__TASK REQUIREMENTS__
Return the records exactly as they appear below, omitting the pictures.

__SUPPLIED RECORDS__
++++++++

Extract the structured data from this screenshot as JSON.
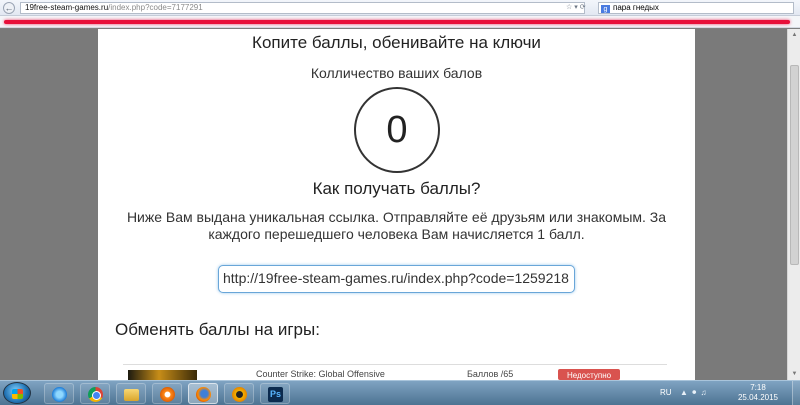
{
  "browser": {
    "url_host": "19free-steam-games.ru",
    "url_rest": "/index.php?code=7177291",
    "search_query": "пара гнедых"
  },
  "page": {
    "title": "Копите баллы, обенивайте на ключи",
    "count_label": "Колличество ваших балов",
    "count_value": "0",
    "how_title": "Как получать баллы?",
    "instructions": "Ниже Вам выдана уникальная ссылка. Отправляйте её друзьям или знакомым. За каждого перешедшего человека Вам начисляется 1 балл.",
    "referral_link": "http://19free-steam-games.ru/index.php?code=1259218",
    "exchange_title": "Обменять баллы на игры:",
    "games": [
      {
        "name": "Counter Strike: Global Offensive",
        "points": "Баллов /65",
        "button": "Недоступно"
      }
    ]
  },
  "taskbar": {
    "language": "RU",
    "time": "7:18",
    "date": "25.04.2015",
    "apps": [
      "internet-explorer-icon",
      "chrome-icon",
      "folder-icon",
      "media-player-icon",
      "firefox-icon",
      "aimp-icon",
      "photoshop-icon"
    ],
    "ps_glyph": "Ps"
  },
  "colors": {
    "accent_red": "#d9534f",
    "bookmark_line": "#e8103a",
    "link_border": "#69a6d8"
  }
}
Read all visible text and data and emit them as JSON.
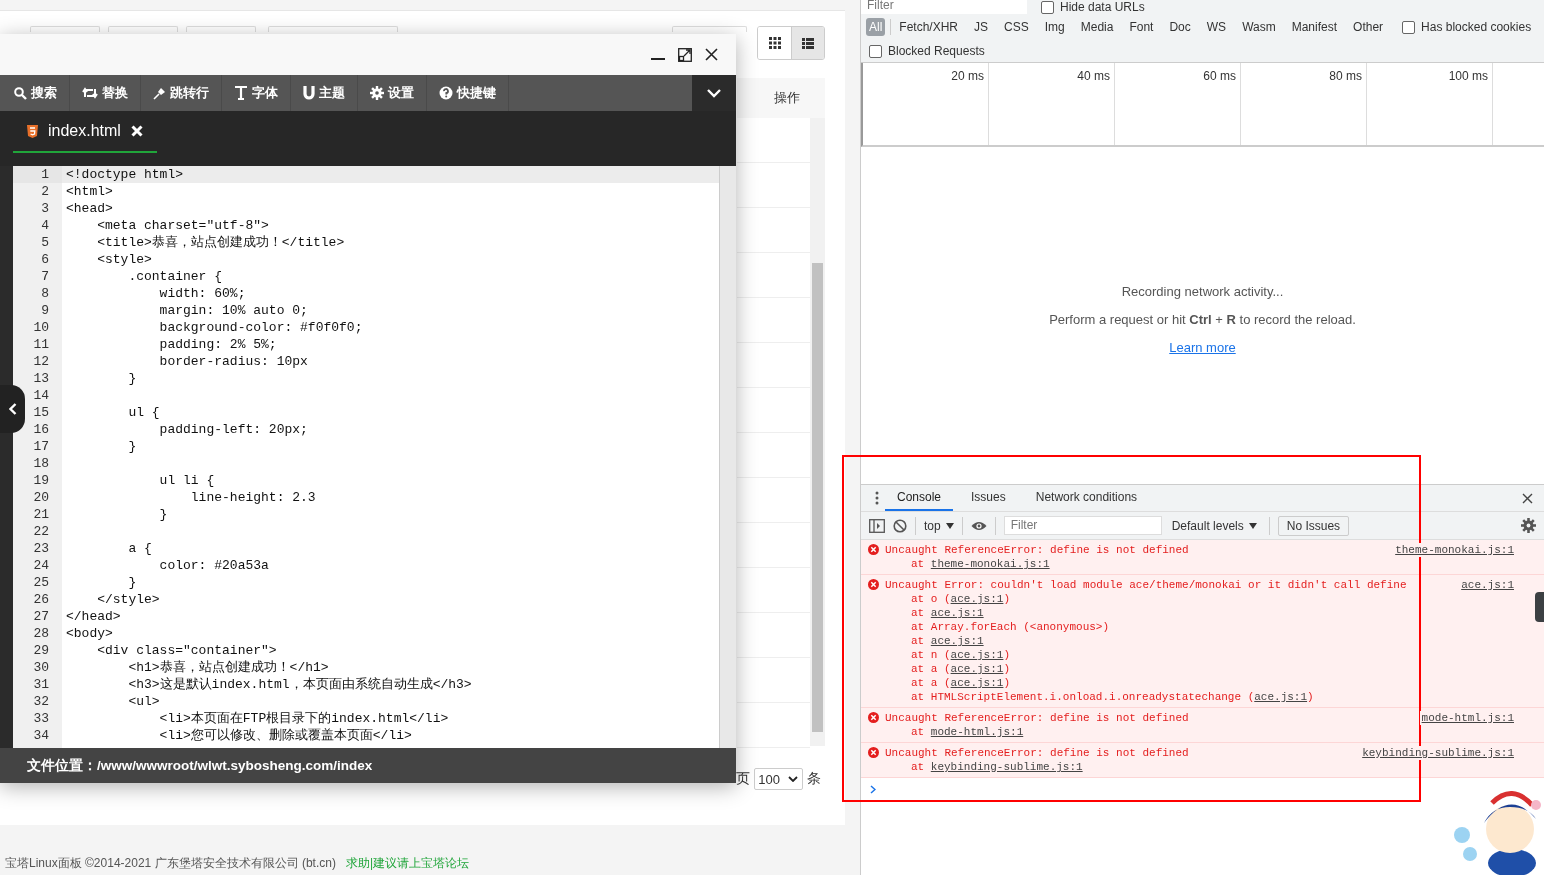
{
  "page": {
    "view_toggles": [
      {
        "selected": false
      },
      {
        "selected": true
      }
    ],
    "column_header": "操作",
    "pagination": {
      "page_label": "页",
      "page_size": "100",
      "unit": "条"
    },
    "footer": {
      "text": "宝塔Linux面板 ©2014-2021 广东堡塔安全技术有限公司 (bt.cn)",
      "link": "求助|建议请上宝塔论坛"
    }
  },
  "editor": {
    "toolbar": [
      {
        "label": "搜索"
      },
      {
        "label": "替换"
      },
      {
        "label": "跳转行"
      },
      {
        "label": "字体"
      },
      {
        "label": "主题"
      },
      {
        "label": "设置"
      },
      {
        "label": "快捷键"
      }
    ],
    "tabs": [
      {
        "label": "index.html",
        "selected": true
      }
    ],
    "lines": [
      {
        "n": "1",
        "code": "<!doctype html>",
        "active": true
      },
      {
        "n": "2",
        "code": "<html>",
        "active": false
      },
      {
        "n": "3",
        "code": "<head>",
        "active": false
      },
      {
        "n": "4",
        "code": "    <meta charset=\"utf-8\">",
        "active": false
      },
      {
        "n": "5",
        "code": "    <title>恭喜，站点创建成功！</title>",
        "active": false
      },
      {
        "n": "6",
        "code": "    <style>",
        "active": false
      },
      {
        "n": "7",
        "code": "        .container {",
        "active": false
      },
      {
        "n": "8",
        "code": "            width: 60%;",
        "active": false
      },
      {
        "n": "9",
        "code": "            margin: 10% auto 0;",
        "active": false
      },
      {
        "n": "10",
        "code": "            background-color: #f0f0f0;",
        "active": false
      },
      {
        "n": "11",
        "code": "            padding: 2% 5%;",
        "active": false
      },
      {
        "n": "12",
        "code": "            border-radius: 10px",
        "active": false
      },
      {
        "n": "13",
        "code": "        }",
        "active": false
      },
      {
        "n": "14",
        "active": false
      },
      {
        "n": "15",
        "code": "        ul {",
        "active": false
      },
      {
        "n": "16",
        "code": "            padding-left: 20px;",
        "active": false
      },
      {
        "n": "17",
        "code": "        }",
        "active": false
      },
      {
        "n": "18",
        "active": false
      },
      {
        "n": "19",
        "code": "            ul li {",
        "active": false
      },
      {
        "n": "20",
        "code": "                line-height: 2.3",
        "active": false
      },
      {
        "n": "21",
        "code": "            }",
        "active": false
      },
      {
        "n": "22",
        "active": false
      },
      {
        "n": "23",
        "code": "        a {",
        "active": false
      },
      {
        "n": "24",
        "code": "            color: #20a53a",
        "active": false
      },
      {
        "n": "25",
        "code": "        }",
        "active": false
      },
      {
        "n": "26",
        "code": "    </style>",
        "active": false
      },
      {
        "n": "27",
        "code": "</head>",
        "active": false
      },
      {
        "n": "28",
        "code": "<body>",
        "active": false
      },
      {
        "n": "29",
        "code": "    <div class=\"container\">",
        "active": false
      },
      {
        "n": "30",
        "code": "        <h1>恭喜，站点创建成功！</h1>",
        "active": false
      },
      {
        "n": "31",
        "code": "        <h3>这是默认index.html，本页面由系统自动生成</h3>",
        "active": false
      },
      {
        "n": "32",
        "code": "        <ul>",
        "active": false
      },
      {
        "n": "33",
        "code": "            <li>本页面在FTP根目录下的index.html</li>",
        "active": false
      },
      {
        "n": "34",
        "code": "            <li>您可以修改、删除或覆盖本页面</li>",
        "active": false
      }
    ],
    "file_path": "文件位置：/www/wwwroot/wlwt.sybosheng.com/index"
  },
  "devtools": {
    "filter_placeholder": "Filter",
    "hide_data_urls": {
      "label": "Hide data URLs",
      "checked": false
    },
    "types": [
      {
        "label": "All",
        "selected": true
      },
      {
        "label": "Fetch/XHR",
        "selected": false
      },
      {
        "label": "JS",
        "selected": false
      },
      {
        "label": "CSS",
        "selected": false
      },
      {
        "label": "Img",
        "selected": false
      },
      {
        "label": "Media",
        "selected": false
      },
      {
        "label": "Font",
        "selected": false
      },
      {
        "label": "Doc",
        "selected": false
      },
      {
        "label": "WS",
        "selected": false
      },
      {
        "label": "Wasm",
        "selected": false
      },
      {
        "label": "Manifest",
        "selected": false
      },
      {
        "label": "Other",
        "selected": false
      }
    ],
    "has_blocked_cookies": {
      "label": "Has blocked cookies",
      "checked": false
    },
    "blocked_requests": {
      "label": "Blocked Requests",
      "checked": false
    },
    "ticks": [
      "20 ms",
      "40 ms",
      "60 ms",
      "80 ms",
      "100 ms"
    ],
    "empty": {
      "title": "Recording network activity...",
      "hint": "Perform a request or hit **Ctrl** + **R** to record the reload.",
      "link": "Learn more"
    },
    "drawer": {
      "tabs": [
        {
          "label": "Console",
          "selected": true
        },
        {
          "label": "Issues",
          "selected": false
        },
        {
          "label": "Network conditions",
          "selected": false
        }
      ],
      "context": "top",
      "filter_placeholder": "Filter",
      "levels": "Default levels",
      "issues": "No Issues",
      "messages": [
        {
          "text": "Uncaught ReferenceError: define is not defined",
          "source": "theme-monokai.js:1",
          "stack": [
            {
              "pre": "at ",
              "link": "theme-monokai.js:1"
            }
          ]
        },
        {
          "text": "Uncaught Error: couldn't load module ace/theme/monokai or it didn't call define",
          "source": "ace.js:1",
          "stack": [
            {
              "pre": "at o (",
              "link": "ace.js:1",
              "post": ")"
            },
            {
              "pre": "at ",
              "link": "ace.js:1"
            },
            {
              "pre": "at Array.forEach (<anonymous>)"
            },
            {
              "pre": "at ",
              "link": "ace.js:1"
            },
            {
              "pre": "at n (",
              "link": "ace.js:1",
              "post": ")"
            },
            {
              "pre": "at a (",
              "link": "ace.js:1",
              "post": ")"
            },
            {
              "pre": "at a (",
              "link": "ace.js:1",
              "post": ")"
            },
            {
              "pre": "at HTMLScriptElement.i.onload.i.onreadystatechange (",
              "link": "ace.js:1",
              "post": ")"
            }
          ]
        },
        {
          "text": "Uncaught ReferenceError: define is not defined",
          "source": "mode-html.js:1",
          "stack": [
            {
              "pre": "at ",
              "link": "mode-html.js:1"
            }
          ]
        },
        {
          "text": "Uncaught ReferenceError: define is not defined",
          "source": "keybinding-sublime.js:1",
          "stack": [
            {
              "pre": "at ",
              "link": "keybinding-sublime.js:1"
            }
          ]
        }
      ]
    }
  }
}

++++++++

__TASK OUTPUT__
Extract the structured data from this screenshot as JSON.
{
  "browser": {
    "url_host": "19free-steam-games.ru",
    "url_rest": "/index.php?code=7177291",
    "search_query": "пара гнедых"
  },
  "page": {
    "title": "Копите баллы, обенивайте на ключи",
    "count_label": "Колличество ваших балов",
    "count_value": "0",
    "how_title": "Как получать баллы?",
    "instructions": "Ниже Вам выдана уникальная ссылка. Отправляйте её друзьям или знакомым. За каждого перешедшего человека Вам начисляется 1 балл.",
    "referral_link": "http://19free-steam-games.ru/index.php?code=1259218",
    "exchange_title": "Обменять баллы на игры:",
    "games": [
      {
        "name": "Counter Strike: Global Offensive",
        "points": "Баллов /65",
        "button": "Недоступно"
      }
    ]
  },
  "taskbar": {
    "language": "RU",
    "time": "7:18",
    "date": "25.04.2015",
    "apps": [
      "internet-explorer-icon",
      "chrome-icon",
      "folder-icon",
      "media-player-icon",
      "firefox-icon",
      "aimp-icon",
      "photoshop-icon"
    ],
    "ps_glyph": "Ps"
  },
  "colors": {
    "accent_red": "#d9534f",
    "bookmark_line": "#e8103a",
    "link_border": "#69a6d8"
  }
}
Read all visible text and data and emit them as JSON.
{
  "page": {
    "view_toggles": [
      {
        "selected": false
      },
      {
        "selected": true
      }
    ],
    "column_header": "操作",
    "pagination": {
      "page_label": "页",
      "page_size": "100",
      "unit": "条"
    },
    "footer": {
      "text": "宝塔Linux面板 ©2014-2021 广东堡塔安全技术有限公司 (bt.cn)",
      "link": "求助|建议请上宝塔论坛"
    }
  },
  "editor": {
    "toolbar": [
      {
        "label": "搜索"
      },
      {
        "label": "替换"
      },
      {
        "label": "跳转行"
      },
      {
        "label": "字体"
      },
      {
        "label": "主题"
      },
      {
        "label": "设置"
      },
      {
        "label": "快捷键"
      }
    ],
    "tabs": [
      {
        "label": "index.html",
        "selected": true
      }
    ],
    "lines": [
      {
        "n": "1",
        "code": "<!doctype html>",
        "active": true
      },
      {
        "n": "2",
        "code": "<html>",
        "active": false
      },
      {
        "n": "3",
        "code": "<head>",
        "active": false
      },
      {
        "n": "4",
        "code": "    <meta charset=\"utf-8\">",
        "active": false
      },
      {
        "n": "5",
        "code": "    <title>恭喜，站点创建成功！</title>",
        "active": false
      },
      {
        "n": "6",
        "code": "    <style>",
        "active": false
      },
      {
        "n": "7",
        "code": "        .container {",
        "active": false
      },
      {
        "n": "8",
        "code": "            width: 60%;",
        "active": false
      },
      {
        "n": "9",
        "code": "            margin: 10% auto 0;",
        "active": false
      },
      {
        "n": "10",
        "code": "            background-color: #f0f0f0;",
        "active": false
      },
      {
        "n": "11",
        "code": "            padding: 2% 5%;",
        "active": false
      },
      {
        "n": "12",
        "code": "            border-radius: 10px",
        "active": false
      },
      {
        "n": "13",
        "code": "        }",
        "active": false
      },
      {
        "n": "14",
        "active": false
      },
      {
        "n": "15",
        "code": "        ul {",
        "active": false
      },
      {
        "n": "16",
        "code": "            padding-left: 20px;",
        "active": false
      },
      {
        "n": "17",
        "code": "        }",
        "active": false
      },
      {
        "n": "18",
        "active": false
      },
      {
        "n": "19",
        "code": "            ul li {",
        "active": false
      },
      {
        "n": "20",
        "code": "                line-height: 2.3",
        "active": false
      },
      {
        "n": "21",
        "code": "            }",
        "active": false
      },
      {
        "n": "22",
        "active": false
      },
      {
        "n": "23",
        "code": "        a {",
        "active": false
      },
      {
        "n": "24",
        "code": "            color: #20a53a",
        "active": false
      },
      {
        "n": "25",
        "code": "        }",
        "active": false
      },
      {
        "n": "26",
        "code": "    </style>",
        "active": false
      },
      {
        "n": "27",
        "code": "</head>",
        "active": false
      },
      {
        "n": "28",
        "code": "<body>",
        "active": false
      },
      {
        "n": "29",
        "code": "    <div class=\"container\">",
        "active": false
      },
      {
        "n": "30",
        "code": "        <h1>恭喜，站点创建成功！</h1>",
        "active": false
      },
      {
        "n": "31",
        "code": "        <h3>这是默认index.html，本页面由系统自动生成</h3>",
        "active": false
      },
      {
        "n": "32",
        "code": "        <ul>",
        "active": false
      },
      {
        "n": "33",
        "code": "            <li>本页面在FTP根目录下的index.html</li>",
        "active": false
      },
      {
        "n": "34",
        "code": "            <li>您可以修改、删除或覆盖本页面</li>",
        "active": false
      }
    ],
    "file_path": "文件位置：/www/wwwroot/wlwt.sybosheng.com/index"
  },
  "devtools": {
    "filter_placeholder": "Filter",
    "hide_data_urls": {
      "label": "Hide data URLs",
      "checked": false
    },
    "types": [
      {
        "label": "All",
        "selected": true
      },
      {
        "label": "Fetch/XHR",
        "selected": false
      },
      {
        "label": "JS",
        "selected": false
      },
      {
        "label": "CSS",
        "selected": false
      },
      {
        "label": "Img",
        "selected": false
      },
      {
        "label": "Media",
        "selected": false
      },
      {
        "label": "Font",
        "selected": false
      },
      {
        "label": "Doc",
        "selected": false
      },
      {
        "label": "WS",
        "selected": false
      },
      {
        "label": "Wasm",
        "selected": false
      },
      {
        "label": "Manifest",
        "selected": false
      },
      {
        "label": "Other",
        "selected": false
      }
    ],
    "has_blocked_cookies": {
      "label": "Has blocked cookies",
      "checked": false
    },
    "blocked_requests": {
      "label": "Blocked Requests",
      "checked": false
    },
    "ticks": [
      "20 ms",
      "40 ms",
      "60 ms",
      "80 ms",
      "100 ms"
    ],
    "empty": {
      "title": "Recording network activity...",
      "hint": "Perform a request or hit **Ctrl** + **R** to record the reload.",
      "link": "Learn more"
    },
    "drawer": {
      "tabs": [
        {
          "label": "Console",
          "selected": true
        },
        {
          "label": "Issues",
          "selected": false
        },
        {
          "label": "Network conditions",
          "selected": false
        }
      ],
      "context": "top",
      "filter_placeholder": "Filter",
      "levels": "Default levels",
      "issues": "No Issues",
      "messages": [
        {
          "text": "Uncaught ReferenceError: define is not defined",
          "source": "theme-monokai.js:1",
          "stack": [
            {
              "pre": "at ",
              "link": "theme-monokai.js:1"
            }
          ]
        },
        {
          "text": "Uncaught Error: couldn't load module ace/theme/monokai or it didn't call define",
          "source": "ace.js:1",
          "stack": [
            {
              "pre": "at o (",
              "link": "ace.js:1",
              "post": ")"
            },
            {
              "pre": "at ",
              "link": "ace.js:1"
            },
            {
              "pre": "at Array.forEach (<anonymous>)"
            },
            {
              "pre": "at ",
              "link": "ace.js:1"
            },
            {
              "pre": "at n (",
              "link": "ace.js:1",
              "post": ")"
            },
            {
              "pre": "at a (",
              "link": "ace.js:1",
              "post": ")"
            },
            {
              "pre": "at a (",
              "link": "ace.js:1",
              "post": ")"
            },
            {
              "pre": "at HTMLScriptElement.i.onload.i.onreadystatechange (",
              "link": "ace.js:1",
              "post": ")"
            }
          ]
        },
        {
          "text": "Uncaught ReferenceError: define is not defined",
          "source": "mode-html.js:1",
          "stack": [
            {
              "pre": "at ",
              "link": "mode-html.js:1"
            }
          ]
        },
        {
          "text": "Uncaught ReferenceError: define is not defined",
          "source": "keybinding-sublime.js:1",
          "stack": [
            {
              "pre": "at ",
              "link": "keybinding-sublime.js:1"
            }
          ]
        }
      ]
    }
  }
}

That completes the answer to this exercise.